Simmons' Centre, in collaboration with The University of Texas M. D. Anderson Cancer Center, is studying the use of MSCs as a way to improve the safety of cord blood transplantation.
Yong-Jian Geng, M.D., Ph.D., professor of medicine and director of the Center for Cardiovascular Biology and Atherosclerosis Research at The University of Texas Medical School at Houston, and James Willerson, M.D., professor and Edward Randall III Chair in Internal Medicine, are conducting adult stem cell research for wound healing and heart failure with grants from the U.S. Department of Defense. Supported by NIH, they also are studying death and regeneration of vascular stem cells in atherosclerosis and aortic aneurysms and stem cell therapy for animal myocardial infarction. Approved by the FDA, their clinical trial on treating chronic heart failure with stem cells is supported by the NIH. Geng also is a co-investigator on a study using stem cells for animals with atherosclerosis and diabetes, which is supported by the American Heart Association.

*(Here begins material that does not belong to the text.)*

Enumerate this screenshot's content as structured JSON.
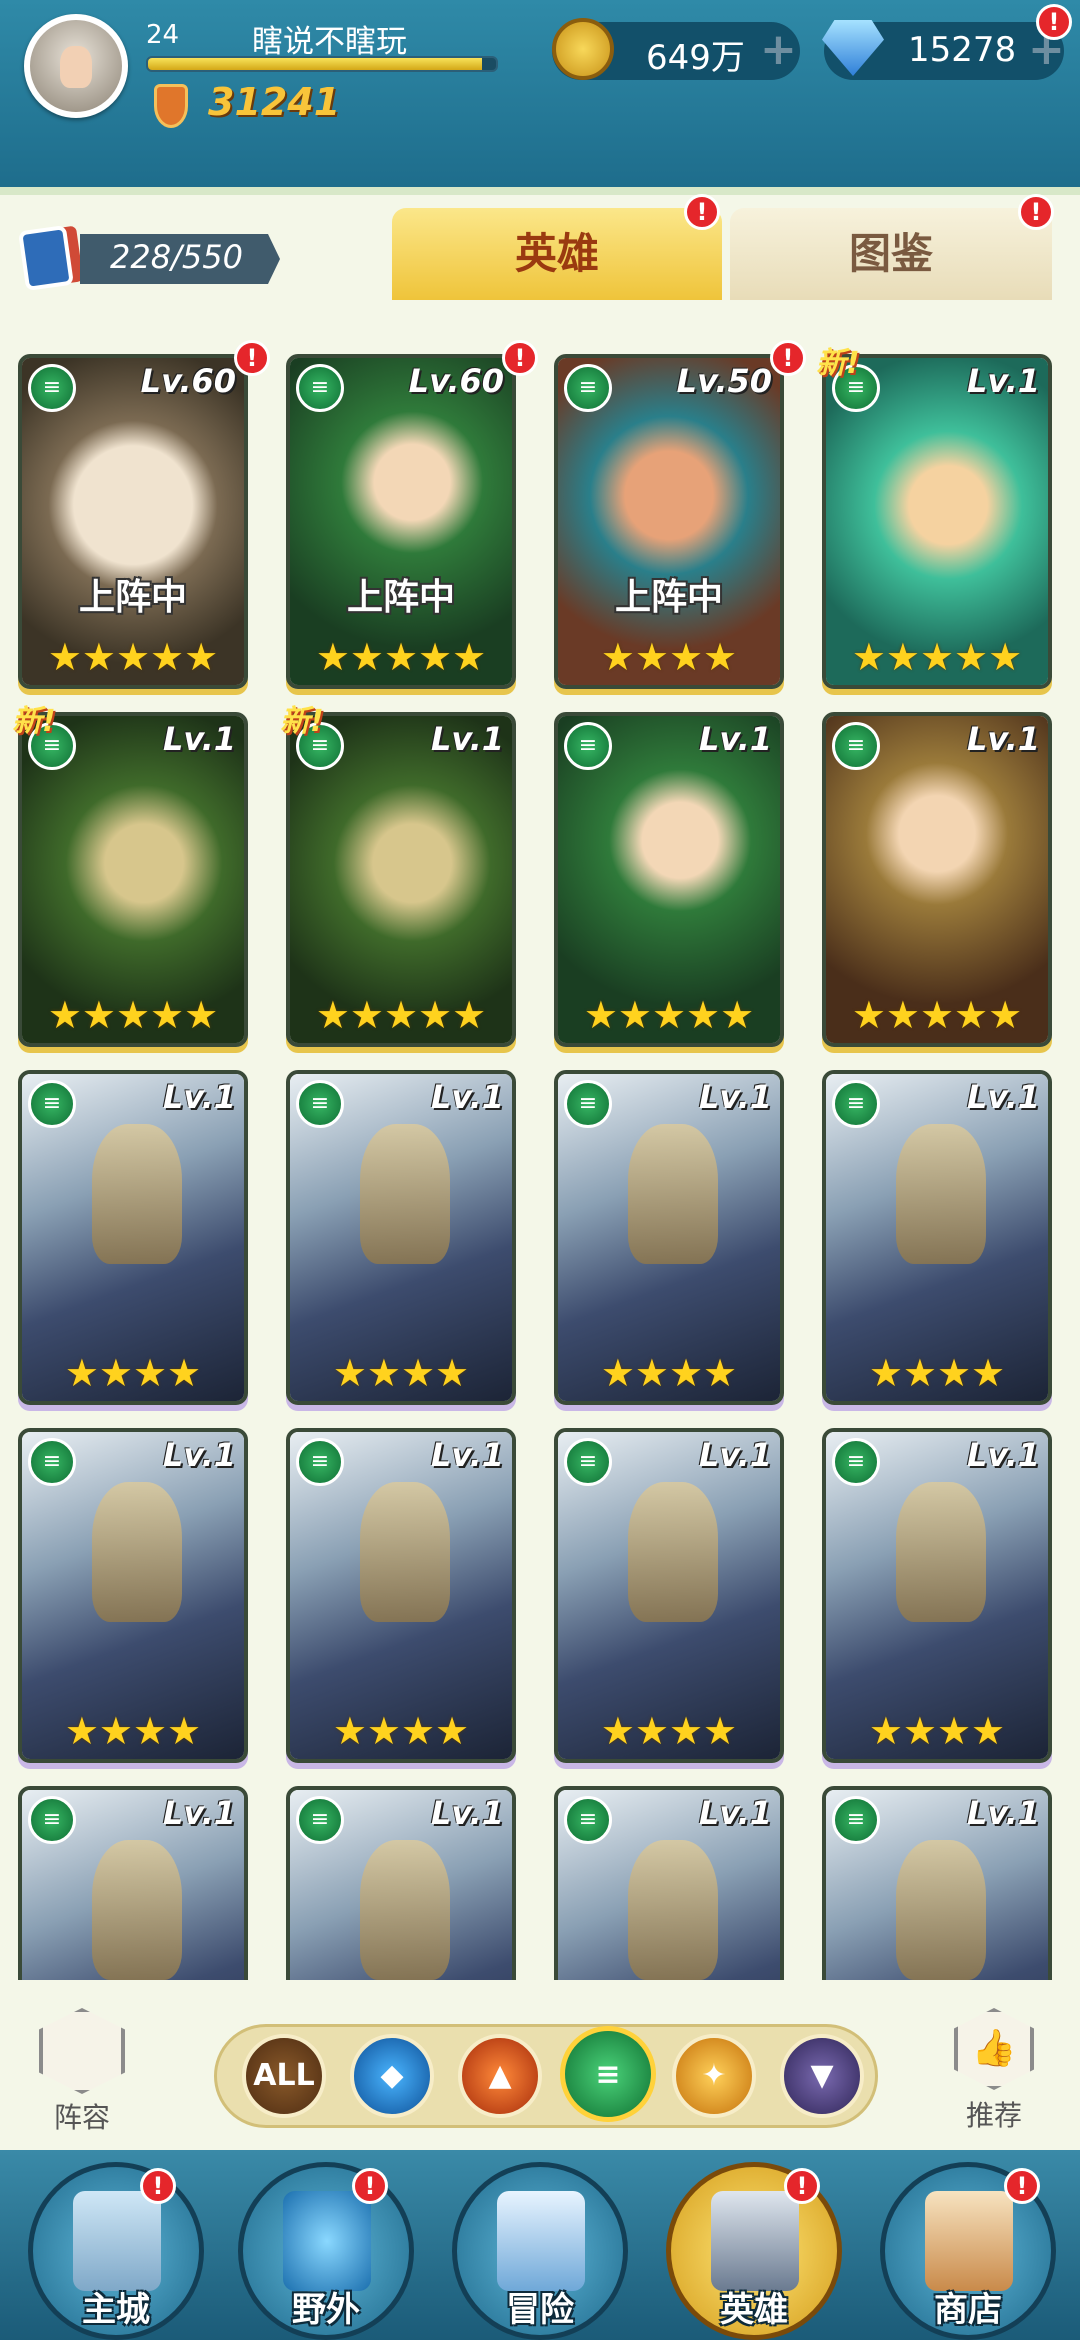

Principal investigator Charles Cox, M.D., professor of pediatric surgery at the UT Medical School, is leading a unique clinical trial that will gauge the safety and potential of treating children who have just suffered traumatic brain injury with stem cells derived from their own bone marrow. Approved by the FDA and the university's Committee for the Protection of Human Subjects (CPHS), the clinical trial is building on animal-model research indicating that bone-marrow derived stem cells can migrate to an injured area of the brain and support brain repair. Ten patients were recruited between 2005 and 2008. The study will be completed this summer.

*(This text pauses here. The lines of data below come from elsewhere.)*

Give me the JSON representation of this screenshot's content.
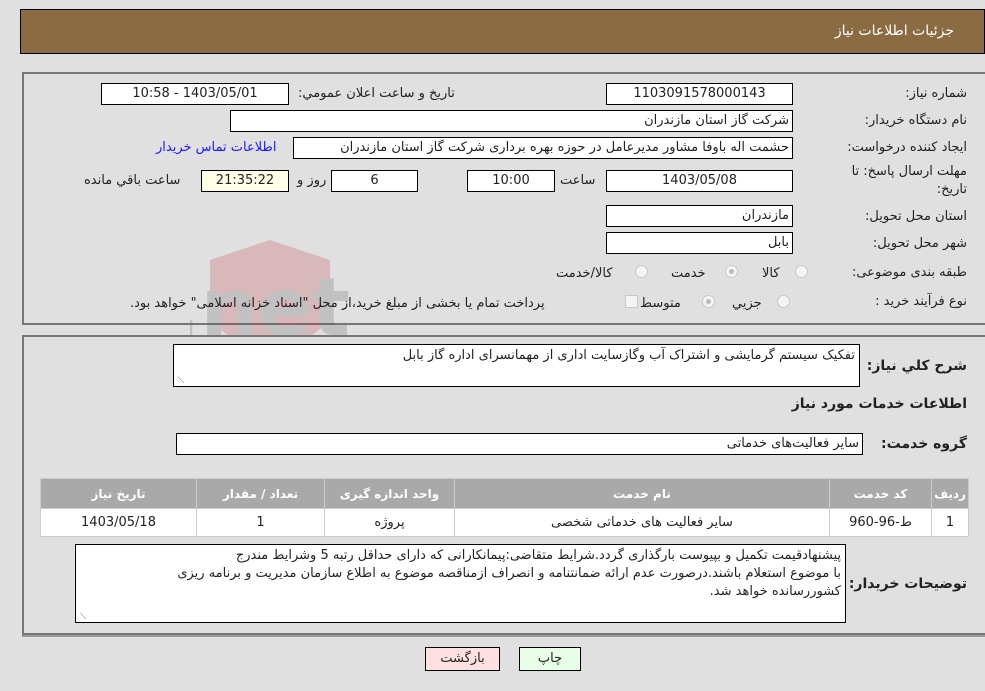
{
  "header": {
    "title": "جزئيات اطلاعات نياز"
  },
  "fields": {
    "need_number": {
      "label": "شماره نياز:",
      "value": "1103091578000143"
    },
    "announce_datetime": {
      "label": "تاريخ و ساعت اعلان عمومي:",
      "value": "1403/05/01 - 10:58"
    },
    "buyer_org": {
      "label": "نام دستگاه خريدار:",
      "value": "شرکت گاز استان مازندران"
    },
    "requester": {
      "label": "ايجاد کننده درخواست:",
      "value": "حشمت اله باوفا مشاور مديرعامل در حوزه بهره برداری  شرکت گاز استان مازندران"
    },
    "buyer_contact_link": "اطلاعات تماس خريدار",
    "deadline": {
      "label_line1": "مهلت ارسال پاسخ: تا",
      "label_line2": "تاريخ:",
      "date": "1403/05/08",
      "time_label": "ساعت",
      "time": "10:00",
      "days": "6",
      "days_label": "روز و",
      "remaining": "21:35:22",
      "remaining_label": "ساعت باقي مانده"
    },
    "province": {
      "label": "استان محل تحويل:",
      "value": "مازندران"
    },
    "city": {
      "label": "شهر محل تحويل:",
      "value": "بابل"
    },
    "category": {
      "label": "طبقه بندی موضوعی:",
      "options": [
        "کالا",
        "خدمت",
        "کالا/خدمت"
      ],
      "selected": "خدمت"
    },
    "purchase_type": {
      "label": "نوع فرآيند خريد :",
      "options": [
        "جزيي",
        "متوسط"
      ],
      "selected": "متوسط",
      "treasury_note": "پرداخت تمام يا بخشی از مبلغ خريد،از محل \"اسناد خزانه اسلامی\" خواهد بود."
    }
  },
  "description": {
    "label": "شرح کلي نياز:",
    "value": "تفکيک سيستم گرمايشی و اشتراک آب وگازسايت اداری از مهمانسرای اداره گاز بابل"
  },
  "services_section": {
    "title": "اطلاعات خدمات مورد نياز",
    "group_label": "گروه خدمت:",
    "group_value": "ساير فعاليت‌های خدماتی",
    "table": {
      "headers": [
        "رديف",
        "کد خدمت",
        "نام خدمت",
        "واحد اندازه گيری",
        "تعداد / مقدار",
        "تاريخ نياز"
      ],
      "rows": [
        [
          "1",
          "ط-96-960",
          "ساير فعاليت های خدماتی شخصی",
          "پروژه",
          "1",
          "1403/05/18"
        ]
      ]
    }
  },
  "buyer_notes": {
    "label": "توضيحات خريدار:",
    "lines": [
      "پيشنهادقيمت تکميل و بپيوست بارگذاری گردد.شرايط متقاضی:پيمانکارانی که دارای حداقل رتبه 5 وشرايط مندرج",
      " با موضوع استعلام باشند.درصورت عدم ارائه ضمانتنامه و انصراف ازمناقصه موضوع به اطلاع سازمان مديريت و برنامه ريزی",
      "کشوررسانده خواهد شد."
    ]
  },
  "buttons": {
    "print": "چاپ",
    "back": "بازگشت"
  },
  "watermark": {
    "text": "AriaTender.net"
  },
  "colors": {
    "header_bg": "#8b6c42",
    "link": "#1a1aff",
    "table_header_bg": "#a9a9a9",
    "back_btn_bg": "#ffe0e0",
    "print_btn_bg": "#e8ffe8",
    "remaining_bg": "#ffffe8"
  }
}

Sean Savitz, M.D., assistant professor of neurology at the UT Medical School, has begun a similar Phase I safety study using bone marrow stem cells in acute stroke patients admitted to the emergency center at Memorial Hermann – Texas Medical Center. The study uses the patients' own bone marrow and is funded with a $130,000 NIH pilot grant. Enrollment of 10 patients is underway.
Ali E. Denktas, M.D, assistant professor of internal medicine in the Division of Cardiology, is studying endothelial progenitor cells, stem cells that circulate in the blood. He is investigating their ability to be used as a marker for outcomes in sudden cardiac death and acute myocardial infarction patients. He also is researching the interaction between these stem cells and cardiac risk factors, and is lead investigator for a clinical trial using mesenchymal cells for the treatment of myocardial infarction.
Shiwei Cai, D.D.S., assistant professor of endodontics at The University of Texas Dental Branch at Houston, is seeking to use stem cells derived from dental pulp within a patient's baby teeth or wisdom teeth for “tooth regeneration” as the answer to teeth dying after root canals. The research team's goal is to find the universal stem cell to use in tooth cloning and future therapies for gum disease, bone loss and other conditions.
Ka Bian, MD, Ph.D., a scientist in Murad's lab, is trying to determine if cancer stem cells could be one of the main factors contributing to the extended survival and resilience of malignant brain tumors. Promising molecular targets for treatment of human glioma have been defined.